The total number of establishments has decreased from 11,610 in the June 2012 quarter to 9,748 in the December 2012 quarter, then down to 5,840 in the first quarter of 2013, the report found.
Although establishments traditionally slow down in the March quarter, the number of new funds in the recent period was also significantly down on the 9,863 funds started up in the March 2012 quarter.
However, wind-ups have also dropped dramatically, from 3,251 in the June 2012 quarter to 62 in the March 2013 period. This has pushed the total number of funds over half a million for the first time, increasing from 477,461 to 503,320 in that period.
Jordan George, technical development and policy manager at SPAA, said “up and down” trends are not uncommon and there is no indication of a significant drop off.
“There is a bit of a fall in the establishments but I think looking at the long-term trend it’s still a growing sector,” Mr George said.
“Also, one of the things to have in mind is that the establishments often pick up in the final quarter of the financial year, as we enter tax planning and tax filing season.
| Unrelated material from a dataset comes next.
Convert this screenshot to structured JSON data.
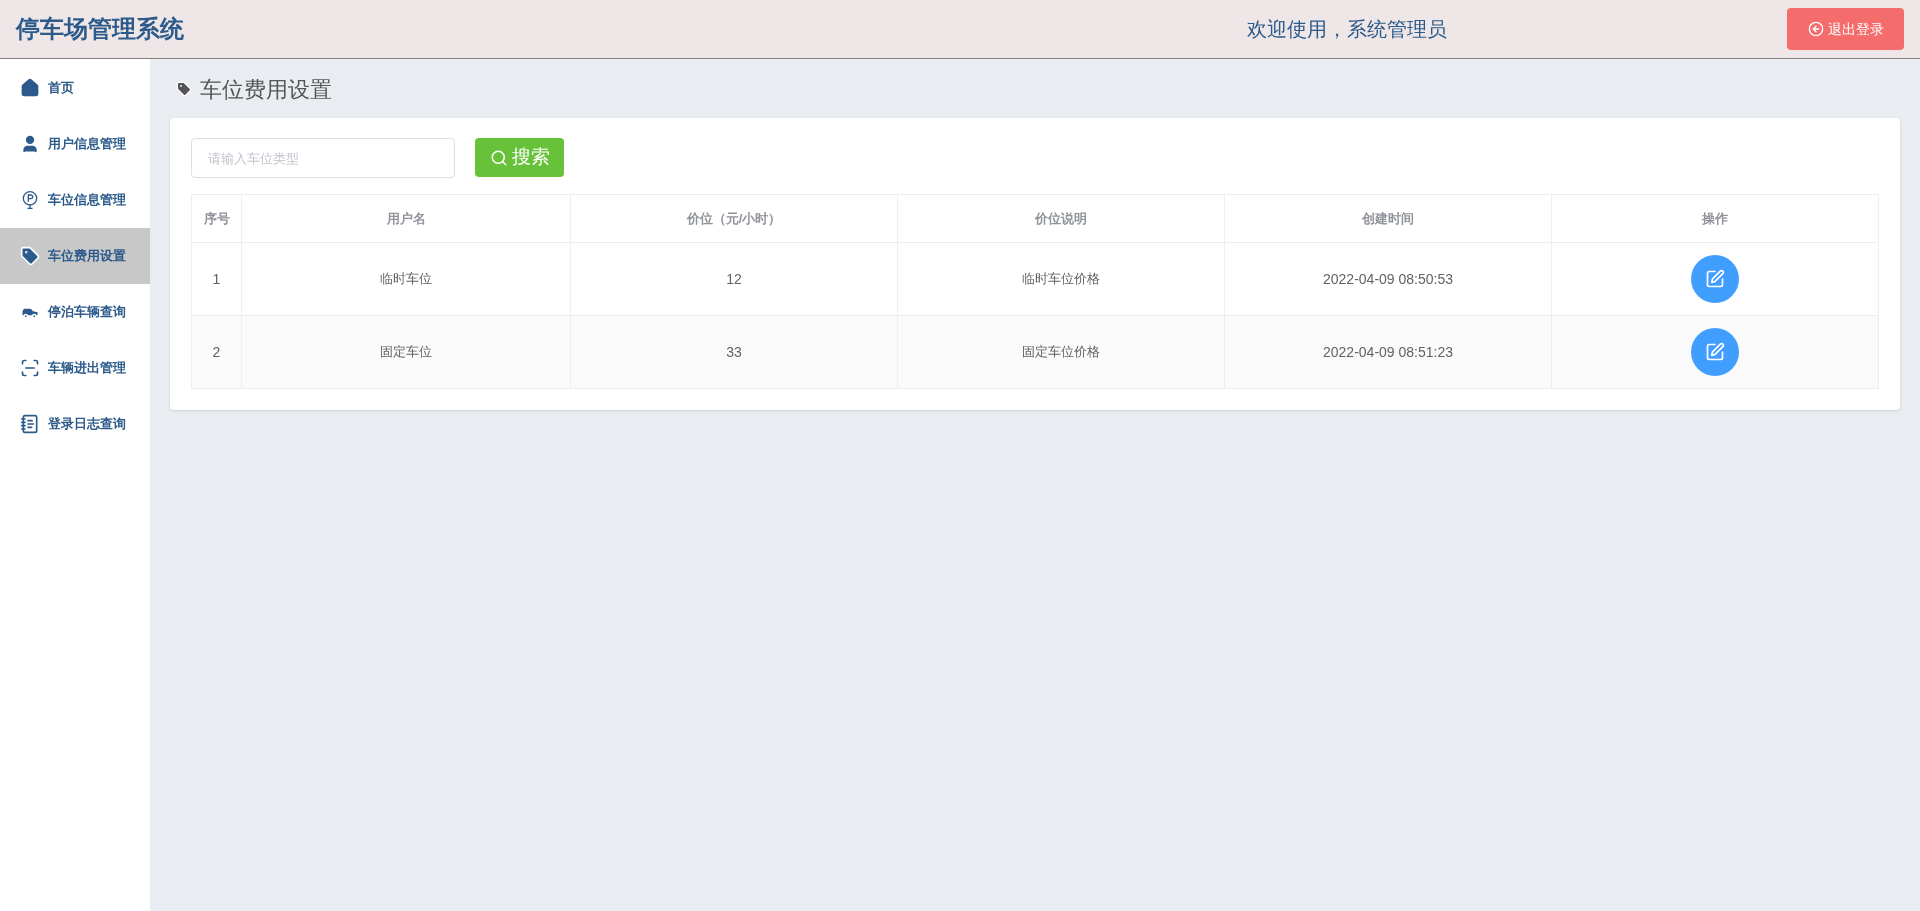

People often then choose to set up their SMSF and do their salary sacrificing tax planning at that stage of the year,” he added.
Establishments according to age ranges during the March 2013 quarter is dominated by the 35-44, 45-54 and 55-64 age ranges, at 22.0 per cent, 29.4 per cent and 22.4 per cent respectively, according to the report.
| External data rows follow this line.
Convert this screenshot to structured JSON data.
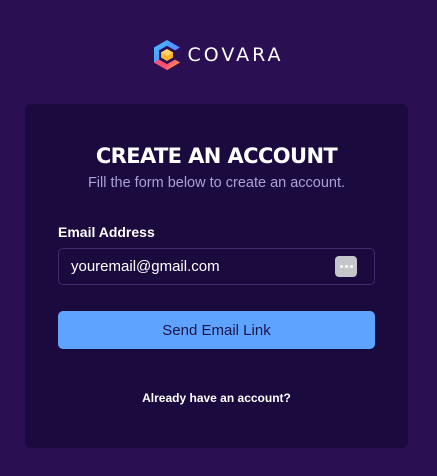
{
  "brand": {
    "logo_icon": "covara-hexagon-logo-icon",
    "name": "COVARA"
  },
  "form": {
    "title": "CREATE AN ACCOUNT",
    "subtitle": "Fill the form below to create an account.",
    "email_label": "Email Address",
    "email_value": "youremail@gmail.com",
    "password_manager_icon": "more-dots-icon",
    "submit_label": "Send Email Link",
    "login_link_label": "Already have an account?"
  },
  "colors": {
    "page_background": "#2a0f52",
    "card_background": "#1b0a3e",
    "button_primary": "#5ea3ff",
    "subtitle_text": "#a9a0d6"
  }
}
Mr Jordan said SMSFs will likely see establishment rates in the 45-54 age bracket increase and may also see an increase in establishment amongst the “Gen X-type” savers in the 35-44 demographic.
“As people are becoming more aware of the SMSF sector and the flexibility and control that it offers, I think people are probably starting to look at it as an option earlier in their savings lifecycle,” said Mr Jordan.
Similarly, AMP SMSF Administration managing director Andrew Hamilton told said that the age groups above 35 are beginning to take “considerable notice” of their superannuation.
“There is a large movement in the accumulators - people who have a accumulated superannuation who have still got 20 years until retirement - who are entering into that market place as well,” he said.